Q&A: Peter Tolan

The man behind 'Amanda' brings his wry style to film direction

Peter Tolan has applied his sardonic touch to "The Job" and "Rescue Me," the darkly comic TV shows he co-created with Denis Leary. Now, Tolan has a trio of new projects brewing: the ABC pilot "The Unusuals," which he is executive producing; the Showtime pilot "The End of Steve," which he is co-writing with Matthew Perry; and his semi-autobiographical directorial debut, "Finding Amanda," which hit theaters last Friday.

The Hollywood Reporter: "Finding Amanda" is a movie about a former alcoholic and drug dabbler who burns much of the money he earns as a television writer-producer on the races -- would it be misleading if they re-titled it "The Peter Tolan Story?"
Peter Tolan: [laughs] The original character name was Taylor Peters, and I ended up changing it to Taylor Mendon because I thought, 'I'm being a little obvious here.' I have been known to gamble in my day. I'm not a drinker, and I've never really taken drugs, but I wanted to make myself appear a little sexier.

THR: What about the nature of the niece character, Amanda, who is making a living in Vegas as a 20-year-old prostitute? Is that pulled from your actual experience?
Tolan: My wife did get a call a couple of years ago from a family friend who had a child who was in trouble in Vegas. And in that moment of my wife saying, "Maybe Peter can go to Vegas and try to help out," I thought, 'Hey great, I get to go to Vegas.' In that moment, I thought, 'You are just a complete sick bastard.' That's how far into my own head I was with the gambling.

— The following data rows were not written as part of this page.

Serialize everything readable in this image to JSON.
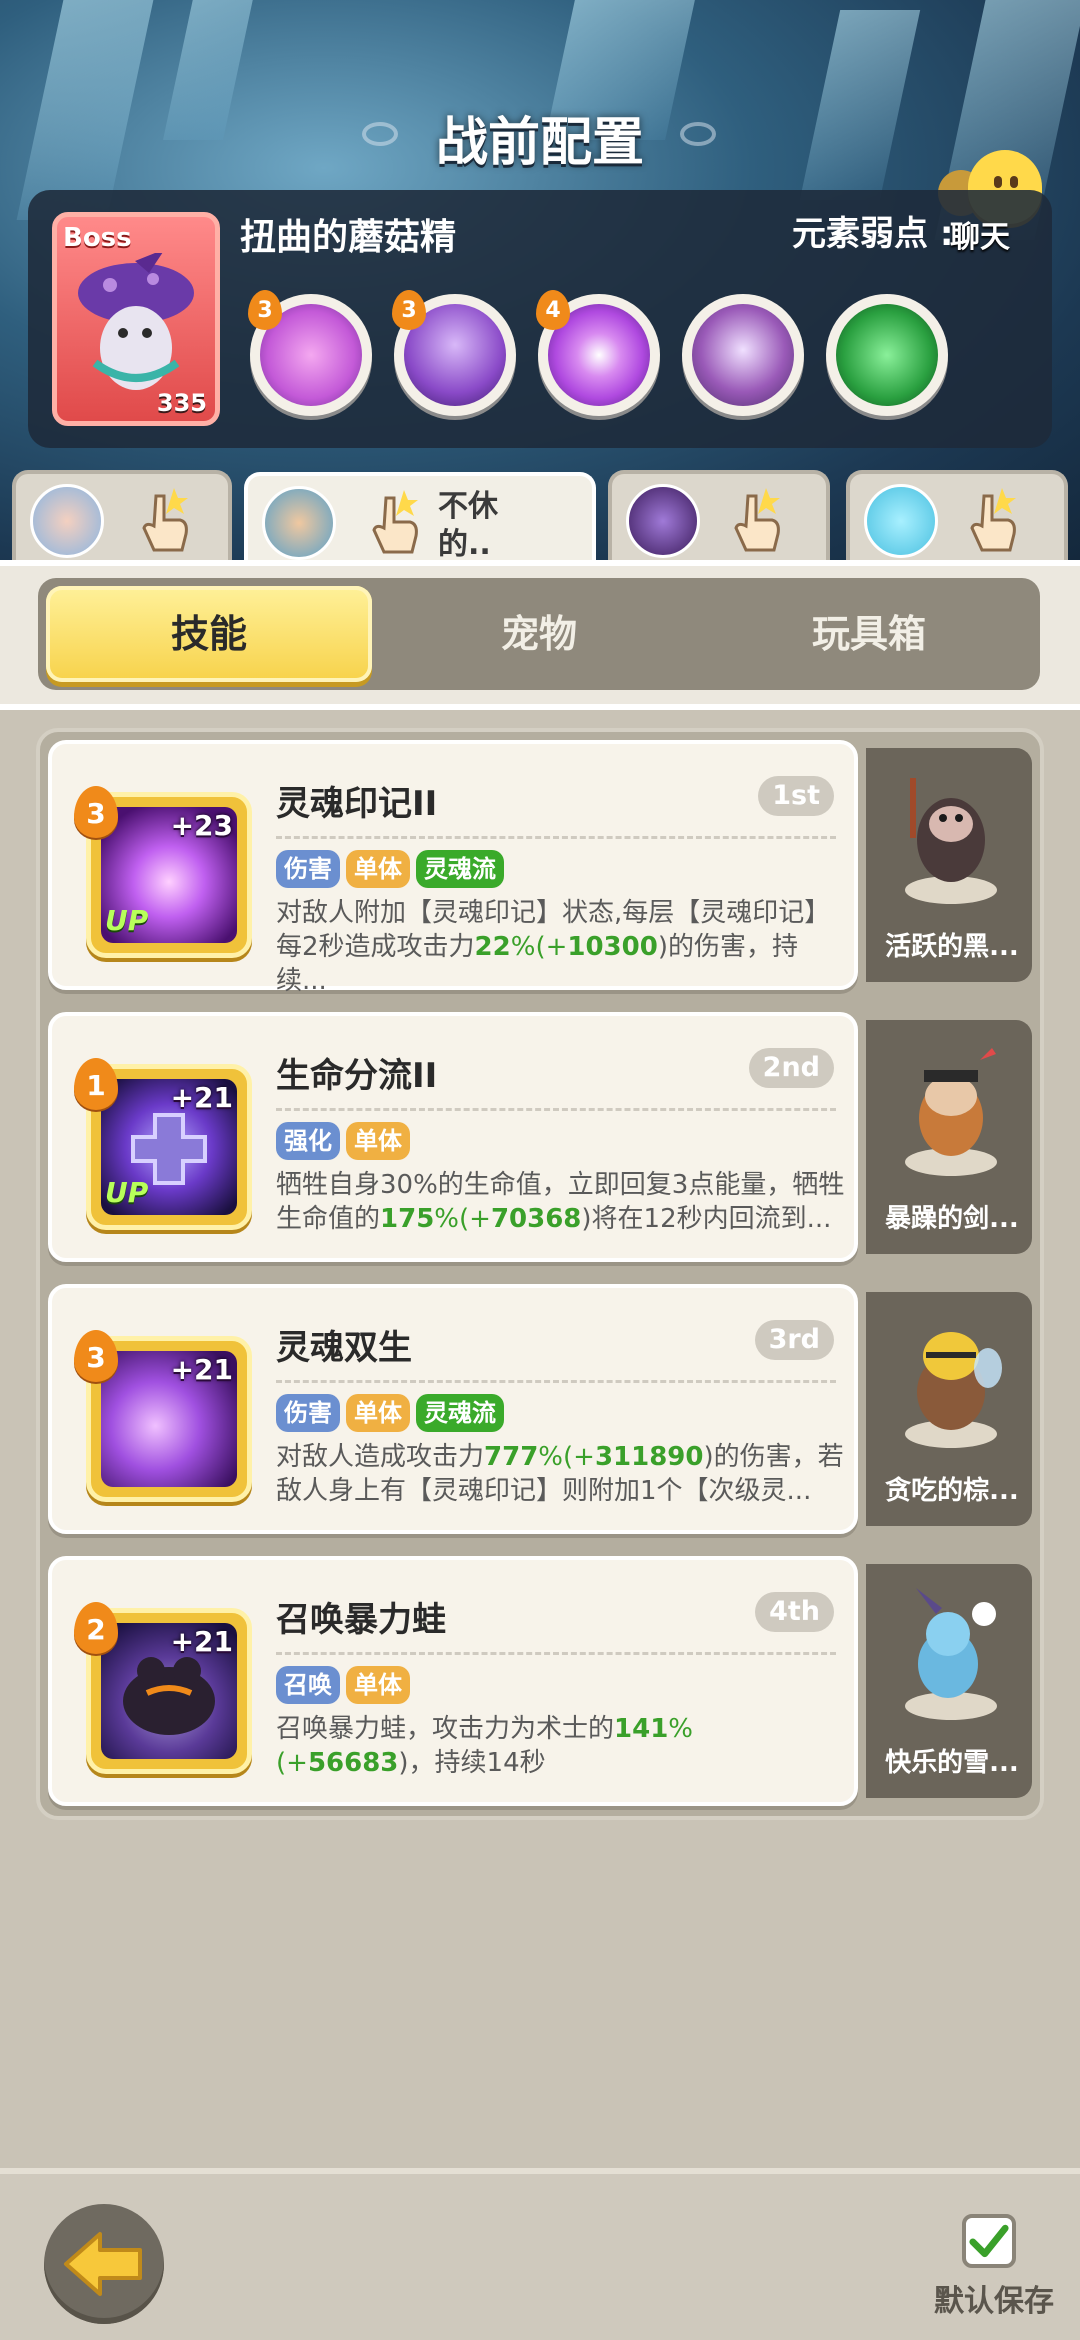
{
  "page": {
    "title": "战前配置",
    "chat_label": "聊天"
  },
  "boss": {
    "tag": "Boss",
    "level": "335",
    "name": "扭曲的蘑菇精",
    "weakness_label": "元素弱点",
    "weakness_separator": ":",
    "skills": [
      {
        "level": "3",
        "icon": "spiral-soul-icon",
        "color": "#c45ad8"
      },
      {
        "level": "3",
        "icon": "ghost-flame-icon",
        "color": "#8a4ac8"
      },
      {
        "level": "4",
        "icon": "mushroom-burst-icon",
        "color": "#b04ae0"
      },
      {
        "level": "",
        "icon": "purple-mushroom-icon",
        "color": "#9a5ab8"
      },
      {
        "level": "",
        "icon": "green-slime-icon",
        "color": "#2aa040"
      }
    ]
  },
  "heroes": [
    {
      "name": "",
      "avatar": "boar-hero-avatar",
      "color": "#8ab4e0"
    },
    {
      "name": "不休的..",
      "avatar": "warrior-hero-avatar",
      "color": "#5aa0c8",
      "active": true
    },
    {
      "name": "",
      "avatar": "shadow-orb-avatar",
      "color": "#5a3a8a"
    },
    {
      "name": "",
      "avatar": "blue-spirit-avatar",
      "color": "#4ac0e0"
    }
  ],
  "tabs": {
    "skills": "技能",
    "pets": "宠物",
    "toybox": "玩具箱",
    "active": "skills"
  },
  "skills": [
    {
      "title": "灵魂印记II",
      "order": "1st",
      "stars": "3",
      "plus": "+23",
      "up": "UP",
      "tags": [
        {
          "label": "伤害",
          "color": "#6b8fd0"
        },
        {
          "label": "单体",
          "color": "#f0b042"
        },
        {
          "label": "灵魂流",
          "color": "#3aaa2a"
        }
      ],
      "desc_1": "对敌人附加【灵魂印记】状态,每层【灵魂印记】每2秒造成攻击力",
      "desc_v1": "22",
      "desc_p1": "%(+",
      "desc_v2": "10300",
      "desc_2": ")的伤害，持续...",
      "pet": "活跃的黑...",
      "icon": "soul-flame-swirl-icon",
      "pet_icon": "black-boar-pet-icon"
    },
    {
      "title": "生命分流II",
      "order": "2nd",
      "stars": "1",
      "plus": "+21",
      "up": "UP",
      "tags": [
        {
          "label": "强化",
          "color": "#6b8fd0"
        },
        {
          "label": "单体",
          "color": "#f0b042"
        }
      ],
      "desc_1": "牺牲自身30%的生命值，立即回复3点能量，牺牲生命值的",
      "desc_v1": "175",
      "desc_p1": "%(+",
      "desc_v2": "70368",
      "desc_2": ")将在12秒内回流到...",
      "pet": "暴躁的剑...",
      "icon": "life-cross-icon",
      "pet_icon": "sword-beaver-pet-icon"
    },
    {
      "title": "灵魂双生",
      "order": "3rd",
      "stars": "3",
      "plus": "+21",
      "up": "",
      "tags": [
        {
          "label": "伤害",
          "color": "#6b8fd0"
        },
        {
          "label": "单体",
          "color": "#f0b042"
        },
        {
          "label": "灵魂流",
          "color": "#3aaa2a"
        }
      ],
      "desc_1": "对敌人造成攻击力",
      "desc_v1": "777",
      "desc_p1": "%(+",
      "desc_v2": "311890",
      "desc_2": ")的伤害，若敌人身上有【灵魂印记】则附加1个【次级灵...",
      "pet": "贪吃的棕...",
      "icon": "twin-soul-flame-icon",
      "pet_icon": "bee-bear-pet-icon"
    },
    {
      "title": "召唤暴力蛙",
      "order": "4th",
      "stars": "2",
      "plus": "+21",
      "up": "",
      "tags": [
        {
          "label": "召唤",
          "color": "#6b8fd0"
        },
        {
          "label": "单体",
          "color": "#f0b042"
        }
      ],
      "desc_1": "召唤暴力蛙，攻击力为术士的",
      "desc_v1": "141",
      "desc_p1": "%(+",
      "desc_v2": "56683",
      "desc_2": ")，持续14秒",
      "pet": "快乐的雪...",
      "icon": "violent-frog-icon",
      "pet_icon": "snow-spirit-pet-icon"
    }
  ],
  "footer": {
    "save_label": "默认保存",
    "save_checked": true
  }
}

In the next instant I thought, 'Well, that's a movie -- a guy who's that messed up.'

THR: In what ways was finally directing your own material a more pleasurable Hollywood experience after all of the hired-hand rewrite jobs you've done?
Tolan: You don't control your studio work. You get rewritten, and you're not there saying, "Boy, I would do it this way... ." Nobody really wants to hear that. As a result, things go out with your name on it, and I think after a while people go, "Oh, he writes that." So I felt like I really had to make a movie and re-establish -- as the kids would say today -- my street cred, in terms of who I was in features. And I was completely energized by it like I hadn't been in years.

THR: Does it feel as if you're at a turning point in your career?
Tolan: I would like there to be a new stage. I'm actually doing well writing these days. I'm going through a fertile period. And I feel good about my writing -- where I get into situations and I go, 'I know how to fix that.' As a result, I'm five seasons in on "Rescue Me," and this fifth season we're just on fire. The first six episodes are some of the best stuff we've ever done.

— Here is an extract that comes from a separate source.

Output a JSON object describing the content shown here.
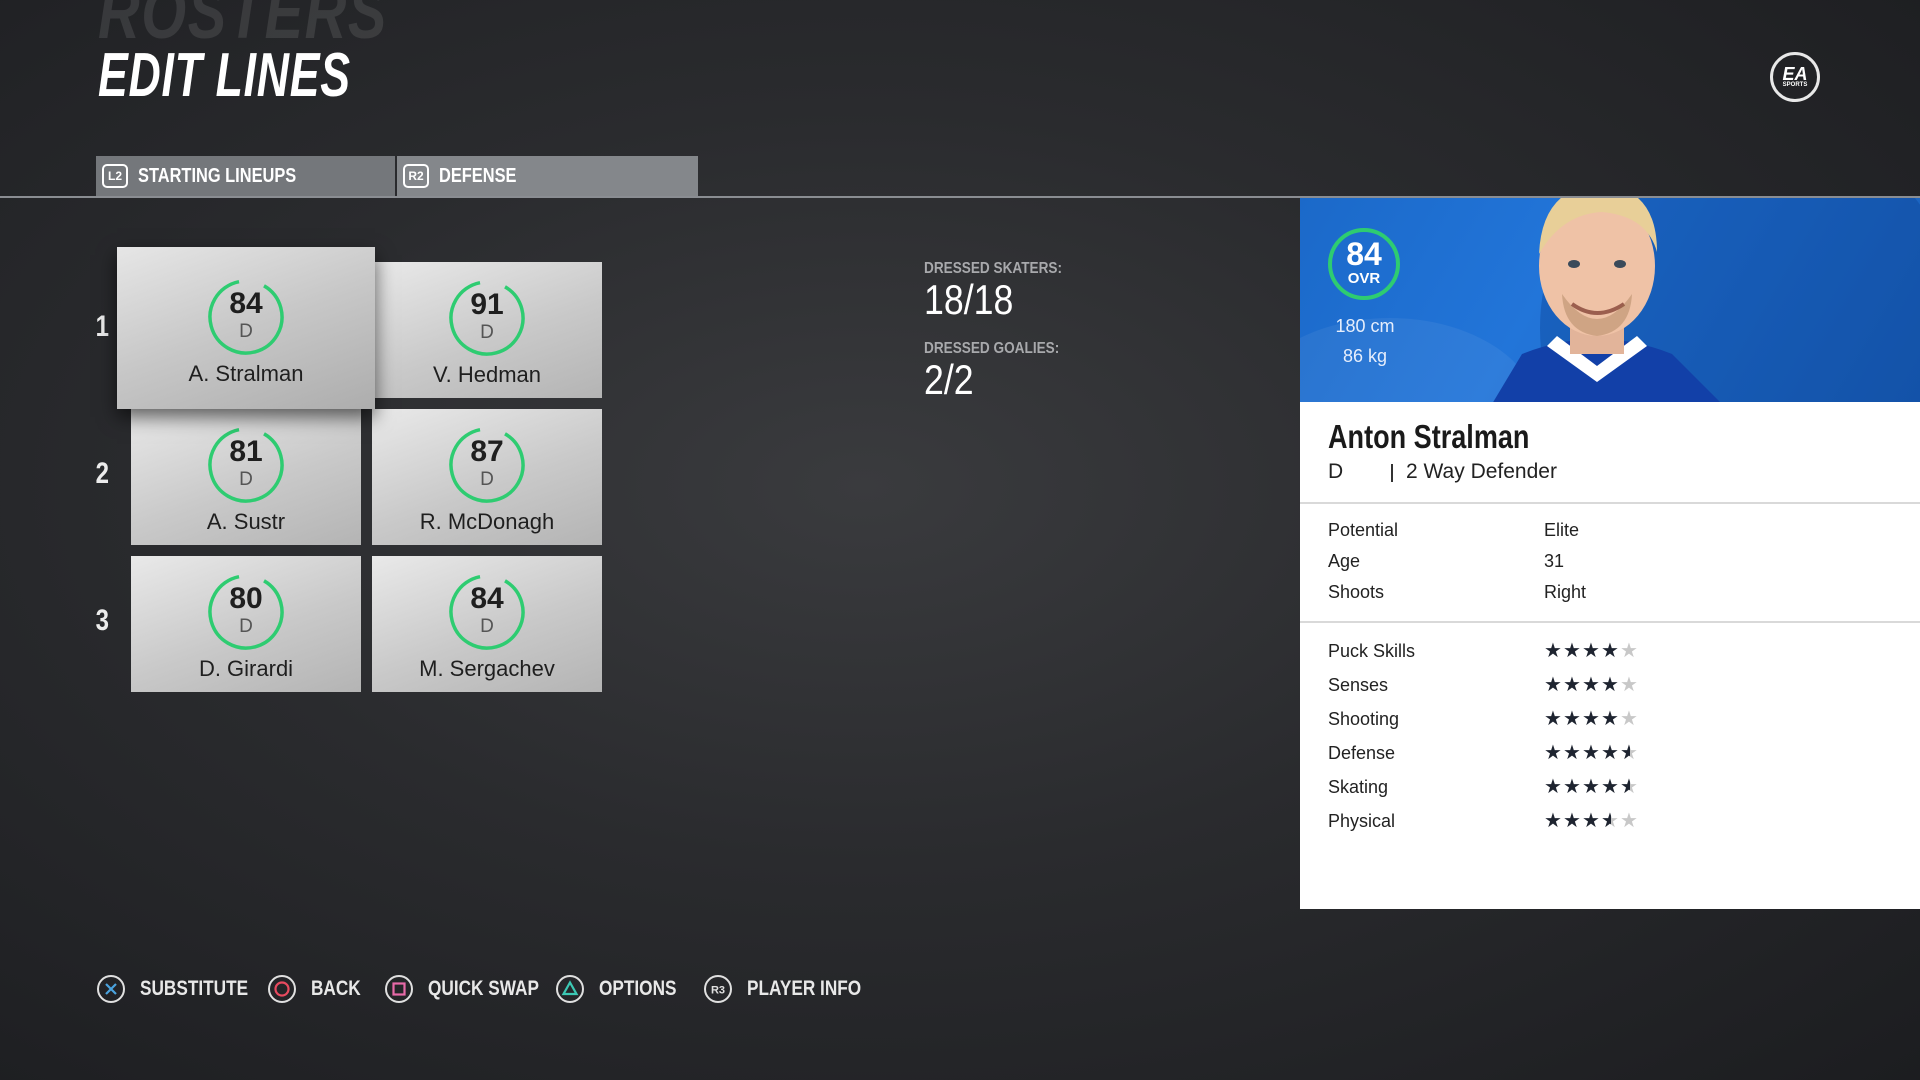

THR: Do you feel like it's trending upward or downward in terms of the mechanics of getting good shows on the air and having control?
Tolan: Well, if you work in cable, it's fantastic. But the networks have gotten a lot more restrictive. And there are much fewer hours available for scripted programming. So the odds of getting on the air and staying there are much worse than they used to be. It's a real battleground.

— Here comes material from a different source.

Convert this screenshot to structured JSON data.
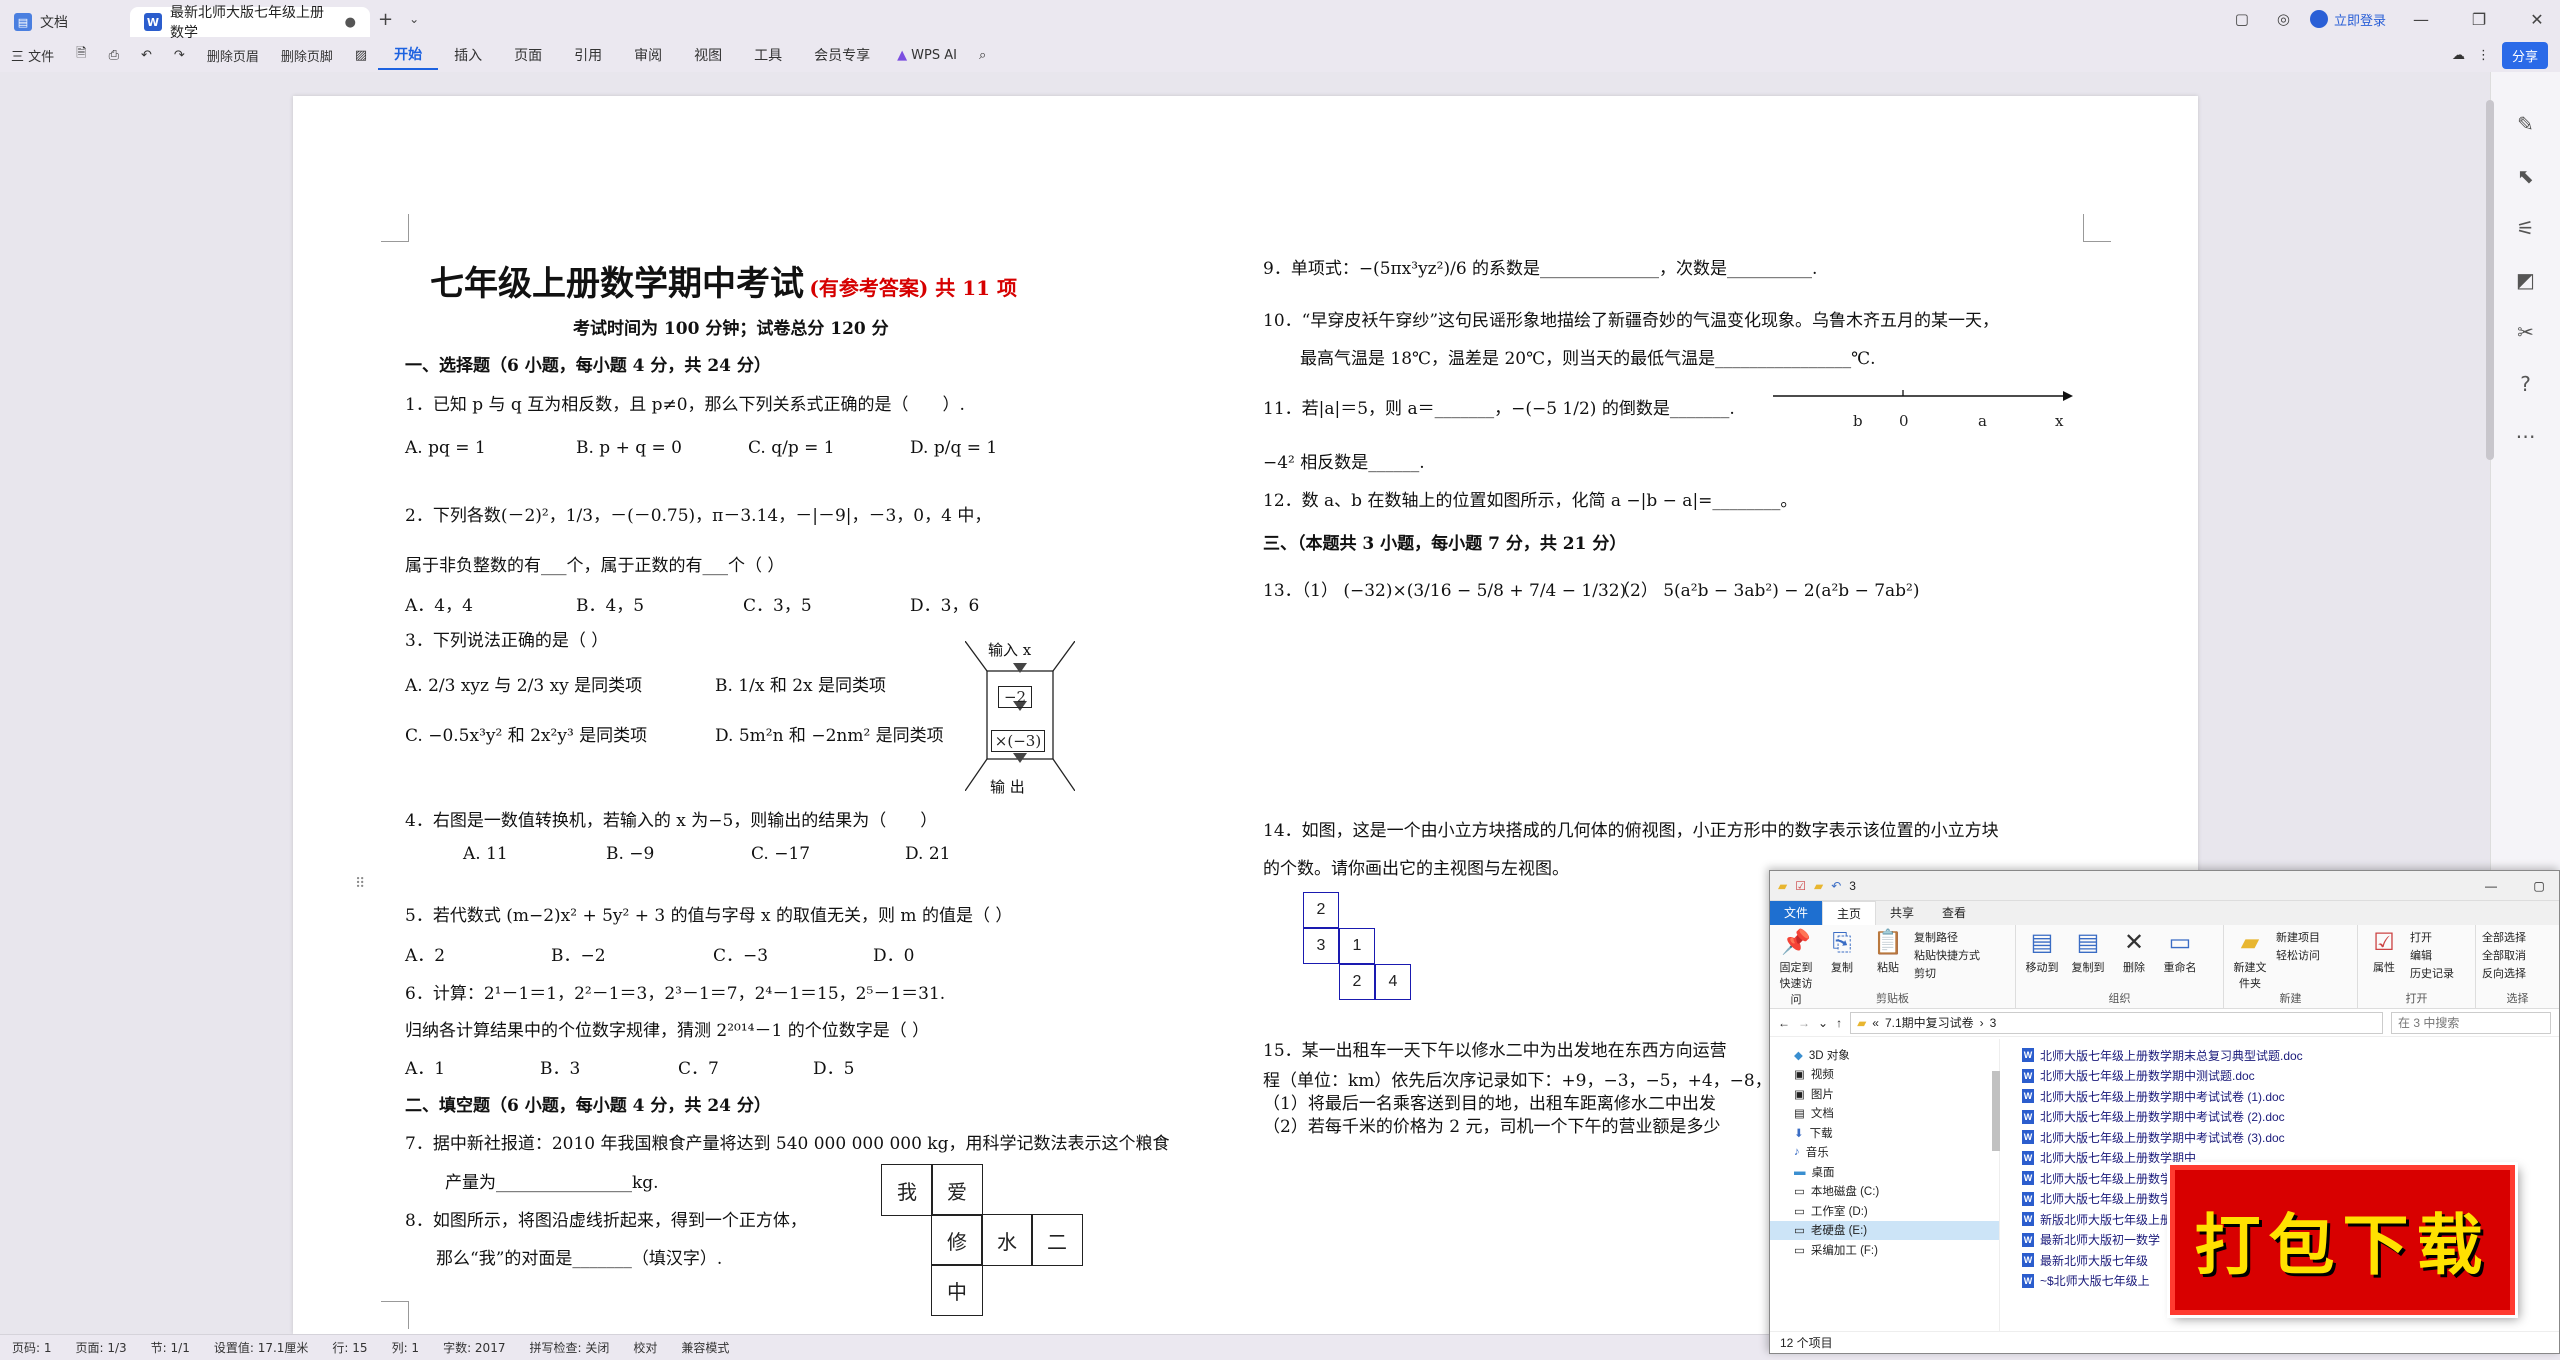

THR: Do you think it ultimately balances out?
Tolan: Yeah, cable has taken the mantle of that, especially in drama. Or drama of note. And I guess this is what the networks were meant to be -- they're meant to be all things to all men. Which was a great model that worked when there were three networks. Now it's just not possible anymore, and they're clinging to that idea. So you get very accessible programming that doesn't challenge too much. If you want to be challenged as a writer or as a viewer, you go to cable.